Marcelo Olivares: "Empirical Methods in Management Science"
The main objective of this mini-course is to provide students with an overview of empirical methods to conduct research in disciplines related to Management Science, including Operations Management, Quantitative Marketing, Applied Industrial Economics, and interdisciplinary research among these fields. This course does not substitute the formal training of a statistics and econometrics courses. A typical statistics and econometrics class will cover in detail the mechanics and statistical properties of different estimators, which is beyond the scope of this class. However, many times students fulfill their statistics/econometrics classes without a clear understanding on how to apply these methods to answer an empirical research question. This course aims to fill that gap by providing a problem-oriented approach, where the focus is on learning how to identify a suitable empirical strategy to tackle a research question. Because of the limited time, this course does not cover in detail the properties and implementation of the econometric methods used, and students are encouraged to learn those details by taking a series of statistics/econometrics class.

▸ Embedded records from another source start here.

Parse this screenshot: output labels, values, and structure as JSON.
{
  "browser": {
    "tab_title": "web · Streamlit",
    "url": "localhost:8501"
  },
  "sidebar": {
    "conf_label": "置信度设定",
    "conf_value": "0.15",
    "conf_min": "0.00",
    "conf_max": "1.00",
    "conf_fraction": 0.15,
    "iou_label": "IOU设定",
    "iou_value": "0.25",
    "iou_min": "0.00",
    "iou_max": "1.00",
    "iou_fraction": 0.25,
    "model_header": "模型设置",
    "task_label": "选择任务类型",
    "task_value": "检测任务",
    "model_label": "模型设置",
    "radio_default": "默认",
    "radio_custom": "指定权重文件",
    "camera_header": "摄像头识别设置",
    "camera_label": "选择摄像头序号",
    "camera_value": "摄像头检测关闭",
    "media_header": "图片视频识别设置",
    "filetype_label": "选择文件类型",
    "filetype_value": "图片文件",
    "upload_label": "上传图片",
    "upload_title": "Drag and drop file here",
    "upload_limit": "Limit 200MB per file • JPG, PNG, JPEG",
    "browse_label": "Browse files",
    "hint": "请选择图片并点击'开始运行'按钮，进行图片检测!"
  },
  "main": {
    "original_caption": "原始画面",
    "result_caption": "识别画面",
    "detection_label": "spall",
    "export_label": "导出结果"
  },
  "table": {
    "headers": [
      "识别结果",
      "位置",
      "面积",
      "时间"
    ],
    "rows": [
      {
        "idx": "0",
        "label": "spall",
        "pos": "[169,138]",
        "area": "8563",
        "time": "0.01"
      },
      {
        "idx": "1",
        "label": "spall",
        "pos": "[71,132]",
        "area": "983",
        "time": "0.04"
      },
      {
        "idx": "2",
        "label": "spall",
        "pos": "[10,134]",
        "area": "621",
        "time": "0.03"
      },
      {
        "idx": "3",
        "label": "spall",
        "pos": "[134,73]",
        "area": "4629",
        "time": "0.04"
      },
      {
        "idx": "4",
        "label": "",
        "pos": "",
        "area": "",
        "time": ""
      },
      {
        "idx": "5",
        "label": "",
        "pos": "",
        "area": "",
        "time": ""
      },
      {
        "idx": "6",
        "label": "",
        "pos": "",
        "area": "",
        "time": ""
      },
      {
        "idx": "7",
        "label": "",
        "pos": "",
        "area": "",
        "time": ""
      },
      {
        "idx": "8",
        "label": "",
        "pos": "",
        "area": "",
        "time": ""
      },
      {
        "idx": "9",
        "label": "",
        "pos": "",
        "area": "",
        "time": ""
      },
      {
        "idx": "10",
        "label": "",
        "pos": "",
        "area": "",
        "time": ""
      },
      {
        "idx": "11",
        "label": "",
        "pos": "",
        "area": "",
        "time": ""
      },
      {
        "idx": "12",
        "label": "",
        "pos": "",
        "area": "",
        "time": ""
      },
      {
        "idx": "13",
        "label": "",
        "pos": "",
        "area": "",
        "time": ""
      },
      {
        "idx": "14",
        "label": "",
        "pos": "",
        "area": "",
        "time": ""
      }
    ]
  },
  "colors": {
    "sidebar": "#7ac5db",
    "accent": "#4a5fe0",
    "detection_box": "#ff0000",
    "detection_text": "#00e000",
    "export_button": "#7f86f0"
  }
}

Lluís Miquel Plà: "OR in Agriculture: Pitfalls and Critical Success Factors"
In Spain and many parts around the world, many attempts have been made to apply OR in agriculture by introducing decision support systems on the farm. There is a gap between theory and practice as the number of papers proposing OR models to solve agricultural problems is not corresponded with the adoption in field conditions. In this talk, different introductory projects of decision support systems are described and critical success factors and pitfalls are analyzed. Most innovations in information technology (IT) make decision support systems on operational level more successful than the ones working on the tactical/strategic level. Systems with clear financial benefits have of course good potential. However, this is unclear for most systems. The central question for these systems is: does the decision-maker have a problem? If not, an application for solving this ‘problem’ will never be a success. End user involvement as well as close participation of the future marketing organization are also considered to be crucial.



Celina de Figueiredo: "Complexity-Separating Graph Classes for Vertex, Edge and Total Colouring"
Given a class A of graphs and a decision problem X belonging to NP, we say that a full complexity dichotomy of A was obtained if one describes a partition of A into subclasses such that X is classified as polynomial or NP-complete when restricted to each subclass. The concept of full complexity dichotomy is particularly interesting for the investigation of NP-complete problems: as we partition a class A into NP-complete subclasses and polynomial subclasses, it becomes clearer why the problem is NP-complete in A. The class C of graphs that do not contain a cycle with a unique chord was studied by Trotignon and Vušković who proved a structure theorem which led to solving the vertex-colouring problem in polynomial time. We apply the structure theorem to study the complexity of edge-colouring and total-colouring, and show that even for graph classes with strong structure and powerful decompositions, the edge-colouring problem may be difficult. We discuss several surprising complexity dichotomies found in subclasses of C, and the concepts of separating class and of separating problems.